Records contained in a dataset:
▶

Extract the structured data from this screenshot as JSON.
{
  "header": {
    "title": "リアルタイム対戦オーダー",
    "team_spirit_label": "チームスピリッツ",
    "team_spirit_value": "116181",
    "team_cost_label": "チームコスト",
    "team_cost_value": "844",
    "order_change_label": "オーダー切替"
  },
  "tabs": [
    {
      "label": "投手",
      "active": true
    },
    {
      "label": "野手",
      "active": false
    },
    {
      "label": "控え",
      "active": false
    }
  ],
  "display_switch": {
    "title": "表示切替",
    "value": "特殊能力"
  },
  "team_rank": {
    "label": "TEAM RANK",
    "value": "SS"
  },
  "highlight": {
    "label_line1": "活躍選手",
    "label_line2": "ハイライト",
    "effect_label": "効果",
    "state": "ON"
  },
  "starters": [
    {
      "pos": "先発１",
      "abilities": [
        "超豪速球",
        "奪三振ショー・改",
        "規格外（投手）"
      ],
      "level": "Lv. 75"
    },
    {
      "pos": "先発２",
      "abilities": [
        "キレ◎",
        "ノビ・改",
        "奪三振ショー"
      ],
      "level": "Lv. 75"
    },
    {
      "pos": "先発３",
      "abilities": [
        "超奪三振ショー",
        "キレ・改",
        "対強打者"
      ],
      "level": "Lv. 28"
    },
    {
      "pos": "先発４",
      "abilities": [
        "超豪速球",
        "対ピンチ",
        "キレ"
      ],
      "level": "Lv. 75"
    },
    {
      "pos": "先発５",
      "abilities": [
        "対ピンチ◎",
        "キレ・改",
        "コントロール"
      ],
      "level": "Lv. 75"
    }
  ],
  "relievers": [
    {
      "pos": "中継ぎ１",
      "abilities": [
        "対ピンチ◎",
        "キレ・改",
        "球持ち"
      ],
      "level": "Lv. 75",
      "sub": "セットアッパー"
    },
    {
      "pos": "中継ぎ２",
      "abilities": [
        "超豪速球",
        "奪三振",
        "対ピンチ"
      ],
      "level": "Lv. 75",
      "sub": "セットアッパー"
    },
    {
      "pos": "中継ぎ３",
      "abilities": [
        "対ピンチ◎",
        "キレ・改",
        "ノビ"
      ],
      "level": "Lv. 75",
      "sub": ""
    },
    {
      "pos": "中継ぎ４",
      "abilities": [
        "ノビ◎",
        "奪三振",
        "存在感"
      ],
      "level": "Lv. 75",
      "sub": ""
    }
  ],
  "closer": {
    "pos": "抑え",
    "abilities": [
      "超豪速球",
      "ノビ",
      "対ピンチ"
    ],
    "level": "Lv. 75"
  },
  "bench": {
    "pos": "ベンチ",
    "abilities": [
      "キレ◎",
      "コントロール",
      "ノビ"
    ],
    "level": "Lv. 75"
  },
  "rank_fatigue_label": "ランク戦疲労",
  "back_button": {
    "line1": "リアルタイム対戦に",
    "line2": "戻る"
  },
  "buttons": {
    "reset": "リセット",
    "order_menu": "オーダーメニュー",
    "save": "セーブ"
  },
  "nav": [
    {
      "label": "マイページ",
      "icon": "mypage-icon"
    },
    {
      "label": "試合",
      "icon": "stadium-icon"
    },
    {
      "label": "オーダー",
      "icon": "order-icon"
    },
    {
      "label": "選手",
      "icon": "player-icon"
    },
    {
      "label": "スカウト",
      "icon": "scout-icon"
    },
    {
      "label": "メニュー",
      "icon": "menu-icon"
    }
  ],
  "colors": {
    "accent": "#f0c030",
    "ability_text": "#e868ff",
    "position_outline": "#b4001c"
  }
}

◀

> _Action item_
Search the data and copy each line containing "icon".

> _Solved exercise_
      "icon": "mypage-icon"
      "icon": "stadium-icon"
      "icon": "order-icon"
      "icon": "player-icon"
      "icon": "scout-icon"
      "icon": "menu-icon"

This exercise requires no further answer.